‘That is why a Common Agricultural Policy must exist so it can try balance supply and demand. The markets need to be well supplied for the consumer, the farmer also needs a constant income to live and invest in his business.”
Alex Taylor: “Quick questions, rapid responses that’s always the way on I talk. Next question.”
“My name is Ariane Wilhems, I am Belgian. Mr Ciolos what will the EU do about the issue of farmland? We all know the world population is increasing, the arable lands are shrinking, so how will we feed ourselves in decades to come, in future centuries. Does Europe have an answer to this question?”
Dacian Ciolos: “Yes, first of all the arable land in the EU should support agriculture, a means of production to provide food for its citizens to live. The land biodiversity, the quality of water and soil depend on its sustainability. The C.A.P. promotes the most sustainable methods possible.

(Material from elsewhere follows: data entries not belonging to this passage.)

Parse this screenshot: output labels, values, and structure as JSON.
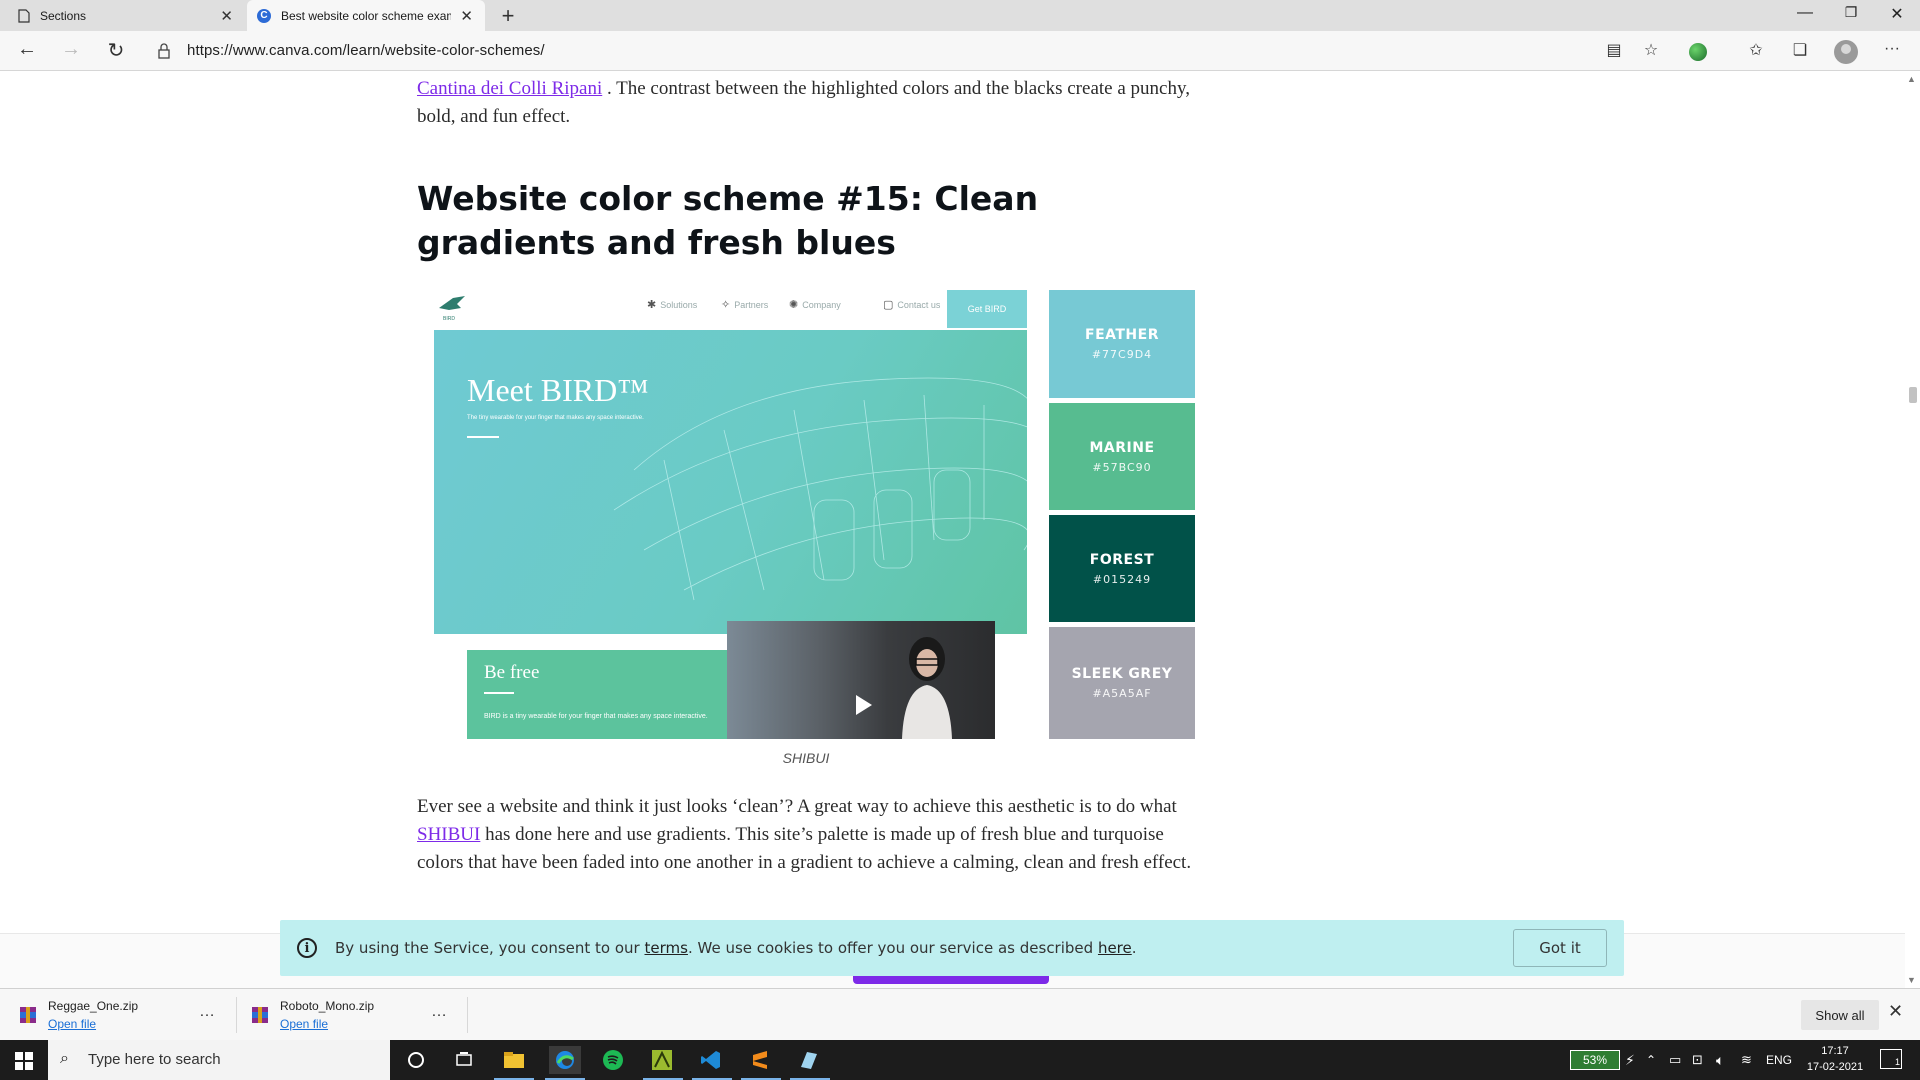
{
  "browser": {
    "tabs": [
      {
        "title": "Sections",
        "close": "✕"
      },
      {
        "title": "Best website color scheme exam",
        "close": "✕"
      }
    ],
    "new_tab": "+",
    "url": "https://www.canva.com/learn/website-color-schemes/",
    "window": {
      "minimize": "—",
      "restore": "❐",
      "close": "✕"
    }
  },
  "article": {
    "intro_link": "Cantina dei Colli Ripani",
    "intro_text": " . The contrast between the highlighted colors and the blacks create a punchy, bold, and fun effect.",
    "heading": "Website color scheme #15: Clean gradients and fresh blues",
    "figure": {
      "hero_title": "Meet BIRD™",
      "hero_sub": "The tiny wearable for your finger that makes any space interactive.",
      "nav": [
        "Solutions",
        "Partners",
        "Company",
        "Contact us"
      ],
      "get_bird": "Get BIRD",
      "befree_title": "Be free",
      "befree_sub": "BIRD is a tiny wearable for your finger that makes any space interactive.",
      "swatches": [
        {
          "name": "FEATHER",
          "hex": "#77C9D4",
          "color": "#77C9D4"
        },
        {
          "name": "MARINE",
          "hex": "#57BC90",
          "color": "#57BC90"
        },
        {
          "name": "FOREST",
          "hex": "#015249",
          "color": "#015249"
        },
        {
          "name": "SLEEK GREY",
          "hex": "#A5A5AF",
          "color": "#A5A5AF"
        }
      ]
    },
    "caption": "SHIBUI",
    "body_pre": "Ever see a website and think it just looks ‘clean’? A great way to achieve this aesthetic is to do what ",
    "body_link": "SHIBUI",
    "body_post": " has done here and use gradients. This site’s palette is made up of fresh blue and turquoise colors that have been faded into one another in a gradient to achieve a calming, clean and fresh effect."
  },
  "cookie": {
    "text_pre": "By using the Service, you consent to our ",
    "terms": "terms",
    "text_mid": ". We use cookies to offer you our service as described ",
    "here": "here",
    "text_post": ".",
    "button": "Got it"
  },
  "downloads": {
    "items": [
      {
        "name": "Reggae_One.zip",
        "action": "Open file"
      },
      {
        "name": "Roboto_Mono.zip",
        "action": "Open file"
      }
    ],
    "more": "…",
    "show_all": "Show all",
    "close": "✕"
  },
  "taskbar": {
    "search_placeholder": "Type here to search",
    "battery": "53%",
    "lang": "ENG",
    "time": "17:17",
    "date": "17-02-2021",
    "notifications": "1"
  },
  "colors": {
    "accent_link": "#7d2ae8",
    "cookie_bg": "#bfeff0"
  }
}
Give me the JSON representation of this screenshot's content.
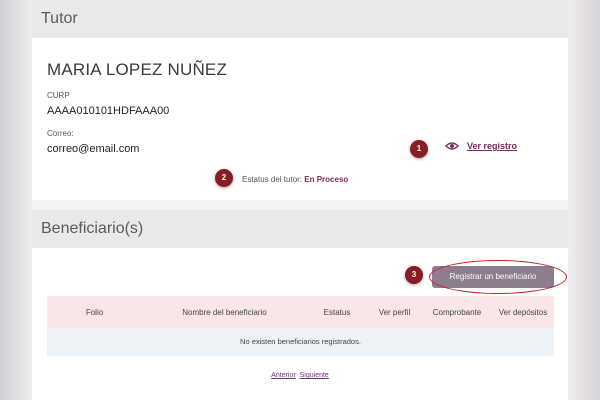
{
  "tutor_section": {
    "title": "Tutor",
    "name": "MARIA LOPEZ NUÑEZ",
    "curp_label": "CURP",
    "curp_value": "AAAA010101HDFAAA00",
    "email_label": "Correo:",
    "email_value": "correo@email.com",
    "ver_registro_label": "Ver registro",
    "status_label": "Estatus del tutor:",
    "status_value": "En Proceso"
  },
  "beneficiarios_section": {
    "title": "Beneficiario(s)",
    "register_button_label": "Registrar un beneficiario",
    "table": {
      "columns": [
        "Folio",
        "Nombre del beneficiario",
        "Estatus",
        "Ver perfil",
        "Comprobante",
        "Ver depósitos"
      ],
      "empty_message": "No existen beneficiarios registrados."
    },
    "pagination": {
      "previous_label": "Anterior",
      "next_label": "Siguiente"
    }
  },
  "annotations": {
    "badge_1": "1",
    "badge_2": "2",
    "badge_3": "3"
  },
  "colors": {
    "accent": "#7b2a5b",
    "badge": "#8a1c24",
    "button": "#8e7c8f",
    "table_header": "#f8e6e8",
    "highlight_ellipse": "#c12020"
  },
  "icons": {
    "ver_registro": "eye-icon"
  }
}
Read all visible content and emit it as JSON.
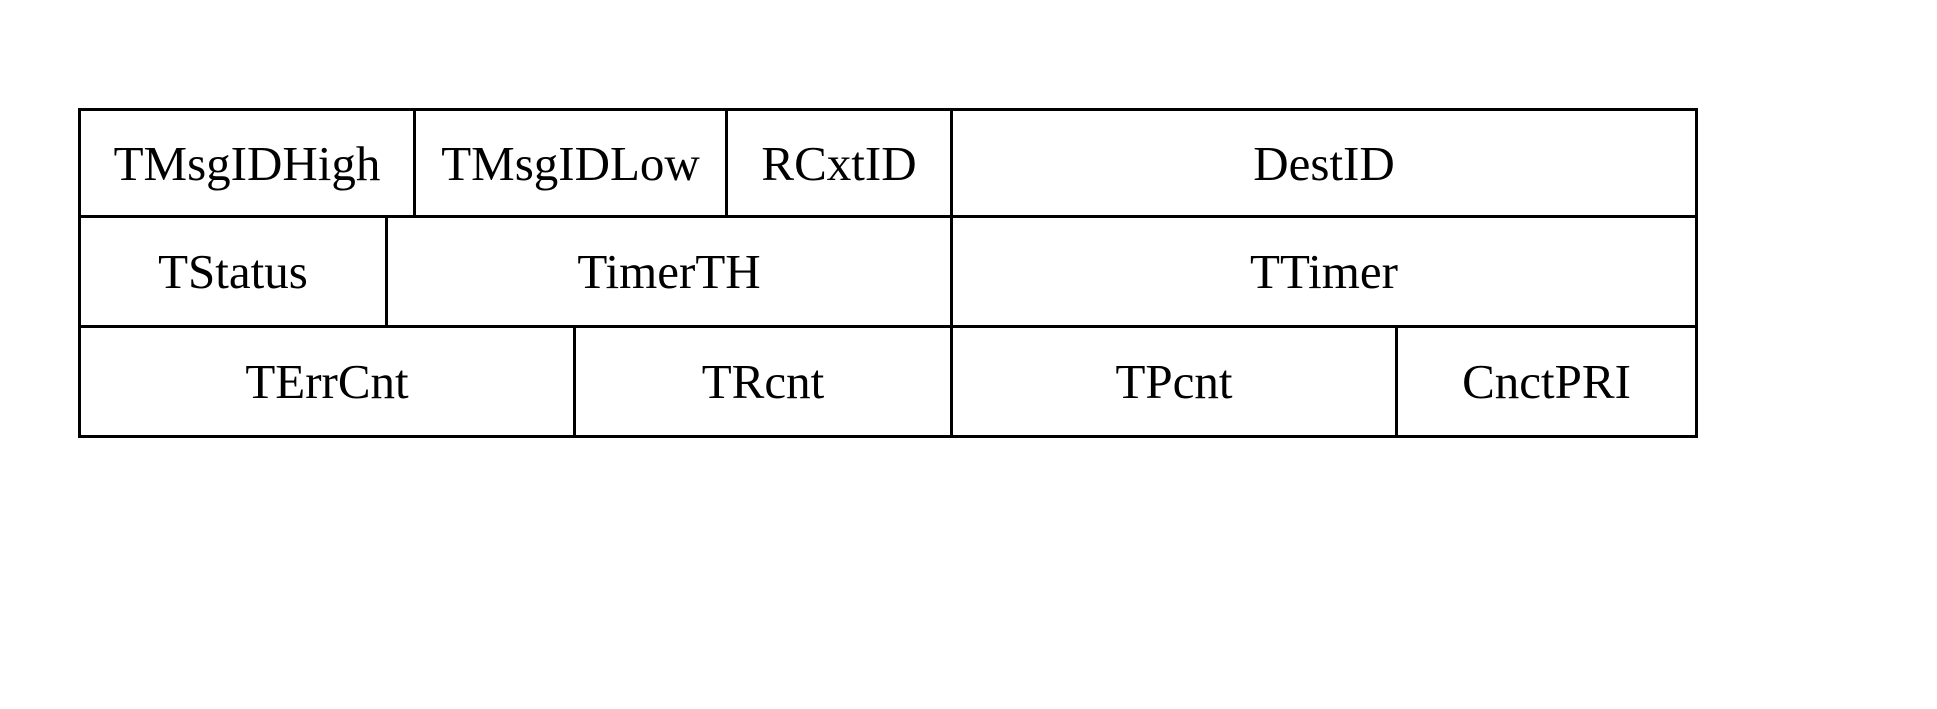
{
  "rows": [
    {
      "cells": [
        {
          "label": "TMsgIDHigh"
        },
        {
          "label": "TMsgIDLow"
        },
        {
          "label": "RCxtID"
        },
        {
          "label": "DestID"
        }
      ]
    },
    {
      "cells": [
        {
          "label": "TStatus"
        },
        {
          "label": "TimerTH"
        },
        {
          "label": "TTimer"
        }
      ]
    },
    {
      "cells": [
        {
          "label": "TErrCnt"
        },
        {
          "label": "TRcnt"
        },
        {
          "label": "TPcnt"
        },
        {
          "label": "CnctPRI"
        }
      ]
    }
  ]
}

‘At the same time, the policy must also allow other countries outside the EU and I think particularly Africa, Asia, South America, to use their resources because if we want to feed the world this will not just be done by agriculture in Europe.”
Alex Taylor: “Are you saying Europe is setting an example?”
Dacian Ciolos: “Not necessarily that, but it is necessary that the decisions taken in Europe do not have a negative effect on the possibility of other countries having their own agricultural policy to enhance their land.”
Alex Taylor: “Last question on agriculture on I talk today.”
“Hello, my name is Barbara, I’m Italian. I want to know what the EU does with all the food surplus when there is a problem of world hunger and, for example starvation in developing countries. Thank you.”
Alex Taylor: “You have already said there is less over production than before.”
Dacian Ciolos: “We can’t atalk about systematic agricultural surplus anymore in the EU. The C.A.P. has changed since 2000. “
Alex Taylor: “Even if it is not systematic it still happens. What foods are over produced?”
Dacian Ciolos: “It exists because there are variations, but it depends, it could be certain vegetables one year, another year it could be milk. But what is clear now is that the demand for food is much greater than supply.
‘So we need to ensure that there is consistency with supply to the markets and also a consistency of farmers’ incomes so they can be encouraged to remain in production.
‘This is the risk in Europe, not the surplus in the future but that we will be left without farmers to continue their work which is both beautiful but difficult.”
Alex Taylor: “So look into your crystal ball what will the C.A.P. be like in 10, 20, 30 years?”
Dacian Ciolos: “It has to be a public policy that helps farmers to produce, to produce quality food by a sustainable use of natural resources. The CAP must be a policy that will reassure consumers about the quality and quantity of food that is on the market.”
Alex Taylor: “Thats a large programme, I hope you get there. Dacian Ciolos thank you for being our guest.”